## WHAT YOU HAVE TO DO
Only lines containing "JSON" belong in the answer, each copied from the entries below.

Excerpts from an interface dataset
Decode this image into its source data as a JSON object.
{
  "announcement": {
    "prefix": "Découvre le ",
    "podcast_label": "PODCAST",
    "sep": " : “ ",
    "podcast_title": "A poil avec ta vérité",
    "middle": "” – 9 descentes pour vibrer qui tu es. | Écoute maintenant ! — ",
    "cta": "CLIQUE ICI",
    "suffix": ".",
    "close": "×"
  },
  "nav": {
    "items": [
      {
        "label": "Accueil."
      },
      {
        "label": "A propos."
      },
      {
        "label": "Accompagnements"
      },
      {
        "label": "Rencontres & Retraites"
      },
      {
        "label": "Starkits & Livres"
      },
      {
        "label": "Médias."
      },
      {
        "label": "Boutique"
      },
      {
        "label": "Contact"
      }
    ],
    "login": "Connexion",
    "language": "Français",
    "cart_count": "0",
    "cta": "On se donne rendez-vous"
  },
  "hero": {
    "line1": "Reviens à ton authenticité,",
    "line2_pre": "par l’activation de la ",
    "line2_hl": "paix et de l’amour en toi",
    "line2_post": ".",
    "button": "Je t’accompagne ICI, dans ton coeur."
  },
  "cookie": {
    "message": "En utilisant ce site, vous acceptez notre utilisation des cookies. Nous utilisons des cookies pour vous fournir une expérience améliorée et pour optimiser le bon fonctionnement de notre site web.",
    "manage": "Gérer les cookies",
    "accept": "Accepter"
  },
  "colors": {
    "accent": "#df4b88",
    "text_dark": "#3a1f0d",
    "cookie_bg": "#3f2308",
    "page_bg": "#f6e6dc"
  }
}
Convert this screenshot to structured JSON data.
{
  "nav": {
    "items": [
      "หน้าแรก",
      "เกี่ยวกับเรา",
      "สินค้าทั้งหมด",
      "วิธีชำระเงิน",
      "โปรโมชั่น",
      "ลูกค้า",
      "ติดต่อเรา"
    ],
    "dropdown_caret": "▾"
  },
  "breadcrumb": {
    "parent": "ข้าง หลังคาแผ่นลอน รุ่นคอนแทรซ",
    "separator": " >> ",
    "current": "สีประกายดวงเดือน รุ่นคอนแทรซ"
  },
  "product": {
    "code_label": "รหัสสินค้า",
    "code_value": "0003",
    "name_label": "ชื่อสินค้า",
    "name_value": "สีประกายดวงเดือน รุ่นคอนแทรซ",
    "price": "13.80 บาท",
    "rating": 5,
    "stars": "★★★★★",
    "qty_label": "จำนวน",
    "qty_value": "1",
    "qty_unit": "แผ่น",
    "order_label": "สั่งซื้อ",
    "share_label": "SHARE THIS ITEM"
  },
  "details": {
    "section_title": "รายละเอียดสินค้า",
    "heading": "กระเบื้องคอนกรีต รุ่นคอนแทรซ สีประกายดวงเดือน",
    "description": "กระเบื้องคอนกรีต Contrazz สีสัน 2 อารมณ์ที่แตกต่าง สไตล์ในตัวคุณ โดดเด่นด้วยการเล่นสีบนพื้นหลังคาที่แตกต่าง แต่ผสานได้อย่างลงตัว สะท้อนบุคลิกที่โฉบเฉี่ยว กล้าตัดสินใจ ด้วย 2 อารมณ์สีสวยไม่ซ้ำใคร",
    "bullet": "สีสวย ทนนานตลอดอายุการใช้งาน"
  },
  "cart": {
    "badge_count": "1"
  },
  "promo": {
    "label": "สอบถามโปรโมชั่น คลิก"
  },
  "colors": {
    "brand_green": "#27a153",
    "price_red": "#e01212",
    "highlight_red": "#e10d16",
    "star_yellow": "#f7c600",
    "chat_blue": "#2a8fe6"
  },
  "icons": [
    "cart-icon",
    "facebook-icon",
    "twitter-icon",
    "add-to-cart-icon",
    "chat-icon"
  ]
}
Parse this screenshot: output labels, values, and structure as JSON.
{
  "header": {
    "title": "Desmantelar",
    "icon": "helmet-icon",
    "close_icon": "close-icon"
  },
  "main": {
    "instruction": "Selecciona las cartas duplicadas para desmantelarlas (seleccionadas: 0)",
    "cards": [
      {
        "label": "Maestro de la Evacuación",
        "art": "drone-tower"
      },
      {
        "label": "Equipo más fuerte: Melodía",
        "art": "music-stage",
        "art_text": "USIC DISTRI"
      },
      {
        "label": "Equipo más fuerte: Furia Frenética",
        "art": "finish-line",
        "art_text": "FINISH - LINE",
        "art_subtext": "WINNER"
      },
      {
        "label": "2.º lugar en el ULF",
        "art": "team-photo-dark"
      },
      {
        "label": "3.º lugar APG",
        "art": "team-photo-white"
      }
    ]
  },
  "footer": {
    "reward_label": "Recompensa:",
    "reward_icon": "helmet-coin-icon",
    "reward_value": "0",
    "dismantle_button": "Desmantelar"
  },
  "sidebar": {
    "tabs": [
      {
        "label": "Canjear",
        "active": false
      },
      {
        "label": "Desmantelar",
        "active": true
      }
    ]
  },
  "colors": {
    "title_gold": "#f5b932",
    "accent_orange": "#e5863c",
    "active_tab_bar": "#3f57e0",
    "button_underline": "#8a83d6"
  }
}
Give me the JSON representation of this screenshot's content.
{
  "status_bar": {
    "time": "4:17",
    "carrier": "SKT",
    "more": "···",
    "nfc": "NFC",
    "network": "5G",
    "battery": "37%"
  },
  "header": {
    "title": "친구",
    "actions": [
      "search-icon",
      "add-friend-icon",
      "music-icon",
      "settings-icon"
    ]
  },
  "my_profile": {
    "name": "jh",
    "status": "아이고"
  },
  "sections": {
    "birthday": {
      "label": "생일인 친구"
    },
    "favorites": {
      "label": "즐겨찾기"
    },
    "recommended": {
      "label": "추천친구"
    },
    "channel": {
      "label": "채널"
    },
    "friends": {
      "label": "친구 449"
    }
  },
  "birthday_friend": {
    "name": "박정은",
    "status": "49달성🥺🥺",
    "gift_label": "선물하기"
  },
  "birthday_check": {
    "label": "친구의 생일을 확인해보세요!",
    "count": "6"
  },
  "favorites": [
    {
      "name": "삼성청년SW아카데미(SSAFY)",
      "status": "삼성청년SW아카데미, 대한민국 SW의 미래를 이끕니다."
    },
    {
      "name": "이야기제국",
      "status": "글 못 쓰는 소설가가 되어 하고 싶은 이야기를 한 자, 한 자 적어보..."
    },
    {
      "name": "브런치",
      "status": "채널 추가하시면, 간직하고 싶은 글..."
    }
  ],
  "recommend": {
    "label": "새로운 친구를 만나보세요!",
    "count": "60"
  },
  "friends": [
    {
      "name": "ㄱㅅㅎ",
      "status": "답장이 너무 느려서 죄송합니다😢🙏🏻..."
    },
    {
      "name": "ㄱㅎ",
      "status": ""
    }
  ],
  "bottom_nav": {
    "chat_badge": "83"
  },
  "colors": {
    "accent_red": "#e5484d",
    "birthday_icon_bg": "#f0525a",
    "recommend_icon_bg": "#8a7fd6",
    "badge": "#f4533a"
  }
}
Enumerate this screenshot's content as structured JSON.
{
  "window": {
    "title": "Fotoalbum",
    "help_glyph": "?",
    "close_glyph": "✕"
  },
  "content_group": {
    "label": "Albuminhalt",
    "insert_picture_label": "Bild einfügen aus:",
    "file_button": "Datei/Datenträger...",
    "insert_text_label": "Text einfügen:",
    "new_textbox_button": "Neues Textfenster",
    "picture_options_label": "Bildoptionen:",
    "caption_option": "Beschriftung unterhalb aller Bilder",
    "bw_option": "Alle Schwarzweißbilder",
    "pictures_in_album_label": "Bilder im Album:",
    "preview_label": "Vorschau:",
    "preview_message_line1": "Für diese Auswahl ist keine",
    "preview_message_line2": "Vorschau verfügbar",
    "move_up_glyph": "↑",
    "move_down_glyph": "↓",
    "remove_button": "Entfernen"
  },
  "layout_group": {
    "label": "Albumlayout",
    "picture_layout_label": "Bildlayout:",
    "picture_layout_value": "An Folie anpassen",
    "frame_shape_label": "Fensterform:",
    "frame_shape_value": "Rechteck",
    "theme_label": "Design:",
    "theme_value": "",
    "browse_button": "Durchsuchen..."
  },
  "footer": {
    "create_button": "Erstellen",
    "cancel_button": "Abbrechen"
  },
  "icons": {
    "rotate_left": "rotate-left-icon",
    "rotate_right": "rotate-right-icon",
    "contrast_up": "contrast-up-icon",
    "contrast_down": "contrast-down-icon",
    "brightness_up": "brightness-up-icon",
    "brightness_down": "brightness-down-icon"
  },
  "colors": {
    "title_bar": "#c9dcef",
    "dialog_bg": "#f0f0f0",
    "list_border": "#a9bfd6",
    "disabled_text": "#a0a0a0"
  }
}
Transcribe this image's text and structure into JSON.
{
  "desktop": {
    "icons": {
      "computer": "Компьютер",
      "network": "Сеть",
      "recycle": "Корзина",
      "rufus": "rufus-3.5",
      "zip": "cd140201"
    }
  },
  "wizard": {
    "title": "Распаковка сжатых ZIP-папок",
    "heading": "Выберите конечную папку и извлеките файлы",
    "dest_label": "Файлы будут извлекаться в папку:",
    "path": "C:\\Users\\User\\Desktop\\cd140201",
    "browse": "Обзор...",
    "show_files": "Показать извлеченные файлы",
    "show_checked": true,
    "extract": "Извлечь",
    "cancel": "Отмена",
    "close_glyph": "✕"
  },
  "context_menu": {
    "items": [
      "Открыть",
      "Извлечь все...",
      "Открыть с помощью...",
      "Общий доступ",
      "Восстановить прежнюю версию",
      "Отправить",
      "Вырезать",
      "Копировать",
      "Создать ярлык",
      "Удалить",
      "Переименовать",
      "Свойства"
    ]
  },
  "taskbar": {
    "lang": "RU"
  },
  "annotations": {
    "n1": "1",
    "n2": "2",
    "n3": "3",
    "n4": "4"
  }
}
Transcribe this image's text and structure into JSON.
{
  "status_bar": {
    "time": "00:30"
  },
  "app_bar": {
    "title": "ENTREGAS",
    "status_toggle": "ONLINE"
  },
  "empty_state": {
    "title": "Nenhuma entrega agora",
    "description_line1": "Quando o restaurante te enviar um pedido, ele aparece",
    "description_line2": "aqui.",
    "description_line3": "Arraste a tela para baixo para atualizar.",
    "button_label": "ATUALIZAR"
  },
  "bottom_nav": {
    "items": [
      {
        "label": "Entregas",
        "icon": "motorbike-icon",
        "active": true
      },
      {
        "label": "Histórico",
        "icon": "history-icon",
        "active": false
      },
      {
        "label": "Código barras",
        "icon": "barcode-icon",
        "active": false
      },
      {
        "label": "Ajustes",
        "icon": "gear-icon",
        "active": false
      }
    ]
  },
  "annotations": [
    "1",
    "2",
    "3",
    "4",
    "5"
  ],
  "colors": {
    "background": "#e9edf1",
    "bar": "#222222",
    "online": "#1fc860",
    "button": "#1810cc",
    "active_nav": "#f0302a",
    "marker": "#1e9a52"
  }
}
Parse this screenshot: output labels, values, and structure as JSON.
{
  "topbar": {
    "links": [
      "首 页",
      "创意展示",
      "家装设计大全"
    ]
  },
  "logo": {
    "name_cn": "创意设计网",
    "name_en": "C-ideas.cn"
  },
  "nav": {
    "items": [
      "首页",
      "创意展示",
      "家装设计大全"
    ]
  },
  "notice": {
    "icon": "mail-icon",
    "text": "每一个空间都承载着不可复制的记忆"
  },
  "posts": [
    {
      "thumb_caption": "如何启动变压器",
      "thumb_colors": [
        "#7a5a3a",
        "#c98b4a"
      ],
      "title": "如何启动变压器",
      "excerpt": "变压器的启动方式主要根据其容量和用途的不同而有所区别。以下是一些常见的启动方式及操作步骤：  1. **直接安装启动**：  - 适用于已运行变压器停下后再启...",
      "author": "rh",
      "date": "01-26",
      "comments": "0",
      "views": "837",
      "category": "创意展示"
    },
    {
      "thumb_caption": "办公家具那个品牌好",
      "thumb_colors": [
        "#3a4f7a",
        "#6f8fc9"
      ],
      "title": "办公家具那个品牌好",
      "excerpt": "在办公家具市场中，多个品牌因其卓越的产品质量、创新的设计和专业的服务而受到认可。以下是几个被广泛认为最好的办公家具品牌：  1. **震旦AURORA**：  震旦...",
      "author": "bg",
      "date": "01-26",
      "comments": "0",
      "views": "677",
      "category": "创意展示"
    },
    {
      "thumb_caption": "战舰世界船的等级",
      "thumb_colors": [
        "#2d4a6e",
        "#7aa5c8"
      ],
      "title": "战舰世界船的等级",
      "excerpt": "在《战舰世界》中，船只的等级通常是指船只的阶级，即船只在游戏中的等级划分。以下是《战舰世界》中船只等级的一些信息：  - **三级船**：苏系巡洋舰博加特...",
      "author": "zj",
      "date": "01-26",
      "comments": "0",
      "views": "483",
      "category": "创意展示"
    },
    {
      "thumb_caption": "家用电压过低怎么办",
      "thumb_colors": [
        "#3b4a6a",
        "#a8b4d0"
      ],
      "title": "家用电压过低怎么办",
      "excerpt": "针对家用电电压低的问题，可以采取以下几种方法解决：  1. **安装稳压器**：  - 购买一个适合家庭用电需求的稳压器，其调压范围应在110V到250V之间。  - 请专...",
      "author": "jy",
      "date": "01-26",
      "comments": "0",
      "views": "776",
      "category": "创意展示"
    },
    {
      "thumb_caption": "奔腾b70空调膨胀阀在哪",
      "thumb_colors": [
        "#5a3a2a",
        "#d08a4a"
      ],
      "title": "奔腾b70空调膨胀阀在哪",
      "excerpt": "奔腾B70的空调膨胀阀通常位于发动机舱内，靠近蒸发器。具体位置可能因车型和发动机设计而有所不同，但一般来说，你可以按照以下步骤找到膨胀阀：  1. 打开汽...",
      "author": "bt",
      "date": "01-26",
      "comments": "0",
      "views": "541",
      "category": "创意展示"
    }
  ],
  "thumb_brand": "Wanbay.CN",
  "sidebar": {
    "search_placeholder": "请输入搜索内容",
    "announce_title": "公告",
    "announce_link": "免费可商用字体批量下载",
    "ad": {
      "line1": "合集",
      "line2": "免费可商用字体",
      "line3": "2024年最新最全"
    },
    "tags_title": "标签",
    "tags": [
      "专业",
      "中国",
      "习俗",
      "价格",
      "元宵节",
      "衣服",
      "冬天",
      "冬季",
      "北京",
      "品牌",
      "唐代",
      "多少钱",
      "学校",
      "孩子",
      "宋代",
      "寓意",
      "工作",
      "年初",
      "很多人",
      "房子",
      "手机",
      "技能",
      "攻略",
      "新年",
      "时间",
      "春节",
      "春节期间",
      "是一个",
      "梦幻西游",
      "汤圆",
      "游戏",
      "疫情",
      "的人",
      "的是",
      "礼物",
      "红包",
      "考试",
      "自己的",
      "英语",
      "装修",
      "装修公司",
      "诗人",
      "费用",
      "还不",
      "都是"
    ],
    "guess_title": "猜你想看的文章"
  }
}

## EXERCISE RESPONSE
Decode this image into its source data as a JSON object.
Convert this screenshot to structured JSON data.
Parse this screenshot: output labels, values, and structure as JSON.
Give me the JSON representation of this screenshot's content.
Enumerate this screenshot's content as structured JSON.
Transcribe this image's text and structure into JSON.
Transcribe this image's text and structure into JSON.
Parse this screenshot: output labels, values, and structure as JSON.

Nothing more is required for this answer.